How our health care system responds to the needs of its frontline workforce will affect not only the sector, but also higher education, workforce development, and, of course, consumers.
At its recent annual conference, the Council on Foundations presented its Critical Impact Award to the Robert Wood Johnson Foundation and The Hitachi Foundation for their Jobs to Careers initiative, which is testing new ways to train and build careers for low-wage, frontline health care workers, while improving the quality of care given to patients. Recent evaluation data shows the initiative’s significant impact: the median hourly wage was $11.80 for all program participants and $13.54 for the top-third of wage earners participating in the program. This compares to $11 per hour for non-participants. Fifty-two percent of program participants received certification, and 47 percent received a raise.
The Hitachi Foundation recently launched the online Employer Perspectives Series, snapshots of how some institutions are successfully addressing the challenge of creating better career opportunities for nursing assistants and medical coding specialists as well as medical, surgical, and respiratory technicians, and other staff responsible for direct patient care. The first installment in the series looks at Good Samaritan Hospital in Baltimore, which has joined with the Baltimore Alliance for Careers in Healthcare (BACH). With support from Jobs to Careers, the hospital is building career paths for frontline workers using in-house employee “coaches.”

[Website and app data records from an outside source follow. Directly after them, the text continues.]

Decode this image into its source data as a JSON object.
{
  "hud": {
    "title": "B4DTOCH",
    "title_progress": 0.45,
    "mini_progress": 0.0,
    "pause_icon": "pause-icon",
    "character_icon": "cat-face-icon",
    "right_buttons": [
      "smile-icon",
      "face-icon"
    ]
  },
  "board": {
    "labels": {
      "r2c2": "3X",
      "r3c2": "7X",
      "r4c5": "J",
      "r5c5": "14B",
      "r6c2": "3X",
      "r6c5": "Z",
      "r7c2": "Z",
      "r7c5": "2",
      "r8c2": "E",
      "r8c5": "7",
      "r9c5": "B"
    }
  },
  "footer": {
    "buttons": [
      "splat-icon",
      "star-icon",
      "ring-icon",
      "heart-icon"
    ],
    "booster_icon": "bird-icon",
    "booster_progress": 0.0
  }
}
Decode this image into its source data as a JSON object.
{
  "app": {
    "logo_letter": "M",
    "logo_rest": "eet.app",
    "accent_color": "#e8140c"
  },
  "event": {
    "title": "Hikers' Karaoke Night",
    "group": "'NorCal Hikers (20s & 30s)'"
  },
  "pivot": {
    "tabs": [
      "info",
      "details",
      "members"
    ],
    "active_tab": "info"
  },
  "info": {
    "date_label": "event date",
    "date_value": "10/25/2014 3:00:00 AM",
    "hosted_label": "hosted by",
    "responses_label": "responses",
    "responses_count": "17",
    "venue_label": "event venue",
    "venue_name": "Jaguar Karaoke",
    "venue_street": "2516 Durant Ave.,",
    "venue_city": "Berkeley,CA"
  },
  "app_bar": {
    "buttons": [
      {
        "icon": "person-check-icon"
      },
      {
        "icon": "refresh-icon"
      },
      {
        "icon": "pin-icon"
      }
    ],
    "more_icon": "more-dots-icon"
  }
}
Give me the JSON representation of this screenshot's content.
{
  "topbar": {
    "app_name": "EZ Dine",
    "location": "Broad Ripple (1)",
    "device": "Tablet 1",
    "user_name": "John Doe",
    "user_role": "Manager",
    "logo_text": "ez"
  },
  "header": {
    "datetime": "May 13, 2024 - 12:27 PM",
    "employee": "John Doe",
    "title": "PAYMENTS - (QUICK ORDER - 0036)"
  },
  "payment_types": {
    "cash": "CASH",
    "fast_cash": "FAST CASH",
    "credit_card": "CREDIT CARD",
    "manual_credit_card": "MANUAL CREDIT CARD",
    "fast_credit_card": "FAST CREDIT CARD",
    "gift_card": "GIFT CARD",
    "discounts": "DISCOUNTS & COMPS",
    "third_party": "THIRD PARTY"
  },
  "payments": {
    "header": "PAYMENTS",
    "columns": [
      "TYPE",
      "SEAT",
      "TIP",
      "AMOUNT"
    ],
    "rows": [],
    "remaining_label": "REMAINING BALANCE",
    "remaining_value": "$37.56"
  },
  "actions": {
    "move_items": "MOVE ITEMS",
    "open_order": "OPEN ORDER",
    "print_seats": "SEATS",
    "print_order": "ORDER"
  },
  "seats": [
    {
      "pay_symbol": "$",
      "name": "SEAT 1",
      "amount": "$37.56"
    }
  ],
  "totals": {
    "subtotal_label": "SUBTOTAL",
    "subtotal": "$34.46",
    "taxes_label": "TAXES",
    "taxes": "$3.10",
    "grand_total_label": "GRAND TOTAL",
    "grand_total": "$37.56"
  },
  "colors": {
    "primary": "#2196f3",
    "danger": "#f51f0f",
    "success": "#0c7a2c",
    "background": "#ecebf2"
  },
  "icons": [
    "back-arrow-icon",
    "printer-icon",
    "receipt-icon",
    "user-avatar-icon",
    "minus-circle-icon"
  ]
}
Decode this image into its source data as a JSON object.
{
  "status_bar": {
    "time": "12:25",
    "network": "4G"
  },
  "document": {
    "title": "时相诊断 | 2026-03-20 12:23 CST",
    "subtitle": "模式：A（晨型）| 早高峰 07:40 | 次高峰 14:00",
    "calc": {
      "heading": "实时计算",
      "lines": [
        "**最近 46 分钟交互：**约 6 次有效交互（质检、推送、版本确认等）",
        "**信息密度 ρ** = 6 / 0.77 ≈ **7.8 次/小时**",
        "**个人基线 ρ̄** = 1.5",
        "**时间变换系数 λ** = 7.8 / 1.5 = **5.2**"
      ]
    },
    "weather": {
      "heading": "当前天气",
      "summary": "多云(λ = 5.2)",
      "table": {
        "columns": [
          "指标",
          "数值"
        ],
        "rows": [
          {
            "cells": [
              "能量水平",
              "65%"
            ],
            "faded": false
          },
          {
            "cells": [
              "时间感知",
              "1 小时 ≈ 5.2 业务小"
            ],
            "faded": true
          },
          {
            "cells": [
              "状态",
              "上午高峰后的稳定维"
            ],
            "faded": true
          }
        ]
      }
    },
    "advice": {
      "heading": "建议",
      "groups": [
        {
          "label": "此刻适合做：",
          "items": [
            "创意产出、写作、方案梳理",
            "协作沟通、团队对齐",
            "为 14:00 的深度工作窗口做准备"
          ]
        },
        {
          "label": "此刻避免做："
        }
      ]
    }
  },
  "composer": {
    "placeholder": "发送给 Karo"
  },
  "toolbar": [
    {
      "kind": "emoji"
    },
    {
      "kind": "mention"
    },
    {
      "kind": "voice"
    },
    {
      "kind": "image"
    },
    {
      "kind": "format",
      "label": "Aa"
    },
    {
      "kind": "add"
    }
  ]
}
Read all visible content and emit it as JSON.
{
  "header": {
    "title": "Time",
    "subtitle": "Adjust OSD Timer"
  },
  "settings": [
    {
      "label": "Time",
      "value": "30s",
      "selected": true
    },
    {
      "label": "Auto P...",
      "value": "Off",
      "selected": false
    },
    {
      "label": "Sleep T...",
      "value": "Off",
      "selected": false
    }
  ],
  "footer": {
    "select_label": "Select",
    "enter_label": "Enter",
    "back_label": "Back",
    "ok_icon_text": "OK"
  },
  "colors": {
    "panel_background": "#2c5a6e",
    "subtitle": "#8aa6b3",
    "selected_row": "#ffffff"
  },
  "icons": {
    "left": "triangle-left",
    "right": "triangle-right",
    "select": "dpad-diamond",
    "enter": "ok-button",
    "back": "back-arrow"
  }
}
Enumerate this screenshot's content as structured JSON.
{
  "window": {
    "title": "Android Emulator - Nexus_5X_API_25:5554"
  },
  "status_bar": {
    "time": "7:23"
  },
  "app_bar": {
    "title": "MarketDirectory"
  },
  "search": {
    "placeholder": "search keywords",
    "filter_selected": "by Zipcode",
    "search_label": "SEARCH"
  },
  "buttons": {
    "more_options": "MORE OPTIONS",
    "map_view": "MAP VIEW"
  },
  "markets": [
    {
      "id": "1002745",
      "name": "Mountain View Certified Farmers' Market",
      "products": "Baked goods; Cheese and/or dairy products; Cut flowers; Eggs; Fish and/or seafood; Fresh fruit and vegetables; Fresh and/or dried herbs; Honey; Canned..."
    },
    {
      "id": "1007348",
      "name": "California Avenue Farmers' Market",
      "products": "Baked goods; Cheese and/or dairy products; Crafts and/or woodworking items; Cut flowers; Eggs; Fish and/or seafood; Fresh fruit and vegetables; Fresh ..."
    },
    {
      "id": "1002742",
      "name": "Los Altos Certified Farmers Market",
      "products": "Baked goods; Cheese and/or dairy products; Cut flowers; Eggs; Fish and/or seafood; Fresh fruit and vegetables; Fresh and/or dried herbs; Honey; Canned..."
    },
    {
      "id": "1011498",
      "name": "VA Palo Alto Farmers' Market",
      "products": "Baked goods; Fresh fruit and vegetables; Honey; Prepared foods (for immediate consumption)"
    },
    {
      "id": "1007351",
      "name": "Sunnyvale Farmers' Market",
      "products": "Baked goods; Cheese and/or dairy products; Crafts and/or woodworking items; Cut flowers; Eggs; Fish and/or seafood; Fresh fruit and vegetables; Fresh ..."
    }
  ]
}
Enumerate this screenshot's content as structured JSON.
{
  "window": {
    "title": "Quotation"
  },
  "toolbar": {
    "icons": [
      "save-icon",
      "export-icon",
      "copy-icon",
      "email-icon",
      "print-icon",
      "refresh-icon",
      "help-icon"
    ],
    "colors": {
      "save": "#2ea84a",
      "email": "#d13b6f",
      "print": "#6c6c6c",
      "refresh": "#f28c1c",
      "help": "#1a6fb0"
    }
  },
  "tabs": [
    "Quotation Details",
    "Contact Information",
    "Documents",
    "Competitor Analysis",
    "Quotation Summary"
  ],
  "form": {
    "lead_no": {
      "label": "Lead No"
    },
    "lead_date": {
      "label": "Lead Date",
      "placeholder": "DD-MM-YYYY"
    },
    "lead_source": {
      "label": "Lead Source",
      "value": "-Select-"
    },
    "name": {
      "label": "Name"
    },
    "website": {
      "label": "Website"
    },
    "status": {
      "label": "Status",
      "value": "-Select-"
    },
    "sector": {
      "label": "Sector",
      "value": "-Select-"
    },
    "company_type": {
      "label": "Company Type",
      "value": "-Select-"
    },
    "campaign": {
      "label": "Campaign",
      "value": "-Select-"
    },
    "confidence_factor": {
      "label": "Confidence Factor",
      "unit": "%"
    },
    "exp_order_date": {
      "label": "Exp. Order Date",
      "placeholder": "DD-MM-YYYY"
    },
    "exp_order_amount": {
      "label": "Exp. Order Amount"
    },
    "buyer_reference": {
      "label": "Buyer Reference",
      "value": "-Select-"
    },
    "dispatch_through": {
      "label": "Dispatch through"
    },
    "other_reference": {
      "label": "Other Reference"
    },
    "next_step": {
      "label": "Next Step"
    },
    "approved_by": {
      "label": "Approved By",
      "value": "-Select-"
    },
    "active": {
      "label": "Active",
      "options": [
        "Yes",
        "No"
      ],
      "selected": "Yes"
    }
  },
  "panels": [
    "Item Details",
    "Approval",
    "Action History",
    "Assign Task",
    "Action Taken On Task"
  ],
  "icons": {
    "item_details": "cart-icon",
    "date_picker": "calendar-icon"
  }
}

The Jobs to Careers initiative is a prime example of the critical impact philanthropy can have in addressing one of America’s greatest needs: a health care system that delivers quality care at affordable costs.
Barbara Dyer is the president and CEO of The Hitachi Foundation.